Material shown:
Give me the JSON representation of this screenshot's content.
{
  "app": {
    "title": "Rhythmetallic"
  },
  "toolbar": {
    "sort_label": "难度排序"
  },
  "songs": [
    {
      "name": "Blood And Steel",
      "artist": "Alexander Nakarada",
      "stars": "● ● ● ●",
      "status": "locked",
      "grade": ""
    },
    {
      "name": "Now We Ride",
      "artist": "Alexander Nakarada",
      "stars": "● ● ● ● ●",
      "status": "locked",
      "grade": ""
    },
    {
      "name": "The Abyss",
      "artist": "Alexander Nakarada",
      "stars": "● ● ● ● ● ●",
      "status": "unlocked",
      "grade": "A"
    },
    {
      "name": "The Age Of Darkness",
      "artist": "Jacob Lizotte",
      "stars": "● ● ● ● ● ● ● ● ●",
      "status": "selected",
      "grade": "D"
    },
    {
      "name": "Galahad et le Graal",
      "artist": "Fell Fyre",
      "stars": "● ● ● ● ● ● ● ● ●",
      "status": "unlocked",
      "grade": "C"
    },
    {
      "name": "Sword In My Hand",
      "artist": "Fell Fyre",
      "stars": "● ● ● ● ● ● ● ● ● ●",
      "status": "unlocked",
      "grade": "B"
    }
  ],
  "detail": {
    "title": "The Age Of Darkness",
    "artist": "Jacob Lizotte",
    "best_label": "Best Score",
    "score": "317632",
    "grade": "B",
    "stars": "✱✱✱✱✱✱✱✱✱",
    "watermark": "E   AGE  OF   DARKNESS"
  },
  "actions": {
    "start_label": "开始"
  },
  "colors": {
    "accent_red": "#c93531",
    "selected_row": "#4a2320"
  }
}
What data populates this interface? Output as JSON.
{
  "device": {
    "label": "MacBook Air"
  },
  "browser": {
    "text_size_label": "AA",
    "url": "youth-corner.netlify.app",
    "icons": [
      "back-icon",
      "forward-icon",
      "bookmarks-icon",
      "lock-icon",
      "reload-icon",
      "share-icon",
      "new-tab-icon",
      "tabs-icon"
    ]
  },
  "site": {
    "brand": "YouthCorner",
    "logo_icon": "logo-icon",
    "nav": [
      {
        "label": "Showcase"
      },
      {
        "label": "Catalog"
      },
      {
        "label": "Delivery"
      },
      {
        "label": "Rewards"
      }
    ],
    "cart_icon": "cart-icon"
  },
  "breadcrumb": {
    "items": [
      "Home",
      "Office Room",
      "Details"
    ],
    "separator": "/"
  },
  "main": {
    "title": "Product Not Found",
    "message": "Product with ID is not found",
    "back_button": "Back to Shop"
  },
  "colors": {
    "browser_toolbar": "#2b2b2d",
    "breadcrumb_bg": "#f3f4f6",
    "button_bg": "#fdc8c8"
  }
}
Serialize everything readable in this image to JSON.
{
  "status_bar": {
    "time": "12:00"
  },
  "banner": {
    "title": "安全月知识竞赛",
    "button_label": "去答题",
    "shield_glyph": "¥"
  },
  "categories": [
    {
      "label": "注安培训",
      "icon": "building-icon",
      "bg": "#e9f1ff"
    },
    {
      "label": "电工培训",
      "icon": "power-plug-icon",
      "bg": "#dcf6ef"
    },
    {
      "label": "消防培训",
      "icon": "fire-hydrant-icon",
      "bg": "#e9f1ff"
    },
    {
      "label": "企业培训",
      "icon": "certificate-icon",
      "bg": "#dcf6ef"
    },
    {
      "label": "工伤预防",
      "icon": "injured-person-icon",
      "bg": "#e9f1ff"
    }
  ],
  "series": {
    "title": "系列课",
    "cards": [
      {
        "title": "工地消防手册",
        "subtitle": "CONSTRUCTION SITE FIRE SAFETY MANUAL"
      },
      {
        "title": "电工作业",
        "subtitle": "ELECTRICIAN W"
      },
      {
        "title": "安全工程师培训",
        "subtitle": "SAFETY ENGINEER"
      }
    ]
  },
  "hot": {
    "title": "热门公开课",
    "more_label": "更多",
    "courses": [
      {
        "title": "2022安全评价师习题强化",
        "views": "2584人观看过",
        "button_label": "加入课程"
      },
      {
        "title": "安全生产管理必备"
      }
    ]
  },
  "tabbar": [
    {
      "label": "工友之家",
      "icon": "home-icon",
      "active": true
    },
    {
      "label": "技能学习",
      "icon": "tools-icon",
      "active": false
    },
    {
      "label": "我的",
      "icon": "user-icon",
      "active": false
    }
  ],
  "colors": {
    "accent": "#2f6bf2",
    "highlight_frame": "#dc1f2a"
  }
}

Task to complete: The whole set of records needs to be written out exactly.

Solved problem:
Give me the JSON representation of this screenshot's content.
{
  "app": {
    "title": "Rhythmetallic"
  },
  "toolbar": {
    "sort_label": "难度排序"
  },
  "songs": [
    {
      "name": "Blood And Steel",
      "artist": "Alexander Nakarada",
      "stars": "● ● ● ●",
      "status": "locked",
      "grade": ""
    },
    {
      "name": "Now We Ride",
      "artist": "Alexander Nakarada",
      "stars": "● ● ● ● ●",
      "status": "locked",
      "grade": ""
    },
    {
      "name": "The Abyss",
      "artist": "Alexander Nakarada",
      "stars": "● ● ● ● ● ●",
      "status": "unlocked",
      "grade": "A"
    },
    {
      "name": "The Age Of Darkness",
      "artist": "Jacob Lizotte",
      "stars": "● ● ● ● ● ● ● ● ●",
      "status": "selected",
      "grade": "D"
    },
    {
      "name": "Galahad et le Graal",
      "artist": "Fell Fyre",
      "stars": "● ● ● ● ● ● ● ● ●",
      "status": "unlocked",
      "grade": "C"
    },
    {
      "name": "Sword In My Hand",
      "artist": "Fell Fyre",
      "stars": "● ● ● ● ● ● ● ● ● ●",
      "status": "unlocked",
      "grade": "B"
    }
  ],
  "detail": {
    "title": "The Age Of Darkness",
    "artist": "Jacob Lizotte",
    "best_label": "Best Score",
    "score": "317632",
    "grade": "B",
    "stars": "✱✱✱✱✱✱✱✱✱",
    "watermark": "E   AGE  OF   DARKNESS"
  },
  "actions": {
    "start_label": "开始"
  },
  "colors": {
    "accent_red": "#c93531",
    "selected_row": "#4a2320"
  }
}
What data populates this interface? Output as JSON.
{
  "device": {
    "label": "MacBook Air"
  },
  "browser": {
    "text_size_label": "AA",
    "url": "youth-corner.netlify.app",
    "icons": [
      "back-icon",
      "forward-icon",
      "bookmarks-icon",
      "lock-icon",
      "reload-icon",
      "share-icon",
      "new-tab-icon",
      "tabs-icon"
    ]
  },
  "site": {
    "brand": "YouthCorner",
    "logo_icon": "logo-icon",
    "nav": [
      {
        "label": "Showcase"
      },
      {
        "label": "Catalog"
      },
      {
        "label": "Delivery"
      },
      {
        "label": "Rewards"
      }
    ],
    "cart_icon": "cart-icon"
  },
  "breadcrumb": {
    "items": [
      "Home",
      "Office Room",
      "Details"
    ],
    "separator": "/"
  },
  "main": {
    "title": "Product Not Found",
    "message": "Product with ID is not found",
    "back_button": "Back to Shop"
  },
  "colors": {
    "browser_toolbar": "#2b2b2d",
    "breadcrumb_bg": "#f3f4f6",
    "button_bg": "#fdc8c8"
  }
}
Serialize everything readable in this image to JSON.
{
  "status_bar": {
    "time": "12:00"
  },
  "banner": {
    "title": "安全月知识竞赛",
    "button_label": "去答题",
    "shield_glyph": "¥"
  },
  "categories": [
    {
      "label": "注安培训",
      "icon": "building-icon",
      "bg": "#e9f1ff"
    },
    {
      "label": "电工培训",
      "icon": "power-plug-icon",
      "bg": "#dcf6ef"
    },
    {
      "label": "消防培训",
      "icon": "fire-hydrant-icon",
      "bg": "#e9f1ff"
    },
    {
      "label": "企业培训",
      "icon": "certificate-icon",
      "bg": "#dcf6ef"
    },
    {
      "label": "工伤预防",
      "icon": "injured-person-icon",
      "bg": "#e9f1ff"
    }
  ],
  "series": {
    "title": "系列课",
    "cards": [
      {
        "title": "工地消防手册",
        "subtitle": "CONSTRUCTION SITE FIRE SAFETY MANUAL"
      },
      {
        "title": "电工作业",
        "subtitle": "ELECTRICIAN W"
      },
      {
        "title": "安全工程师培训",
        "subtitle": "SAFETY ENGINEER"
      }
    ]
  },
  "hot": {
    "title": "热门公开课",
    "more_label": "更多",
    "courses": [
      {
        "title": "2022安全评价师习题强化",
        "views": "2584人观看过",
        "button_label": "加入课程"
      },
      {
        "title": "安全生产管理必备"
      }
    ]
  },
  "tabbar": [
    {
      "label": "工友之家",
      "icon": "home-icon",
      "active": true
    },
    {
      "label": "技能学习",
      "icon": "tools-icon",
      "active": false
    },
    {
      "label": "我的",
      "icon": "user-icon",
      "active": false
    }
  ],
  "colors": {
    "accent": "#2f6bf2",
    "highlight_frame": "#dc1f2a"
  }
}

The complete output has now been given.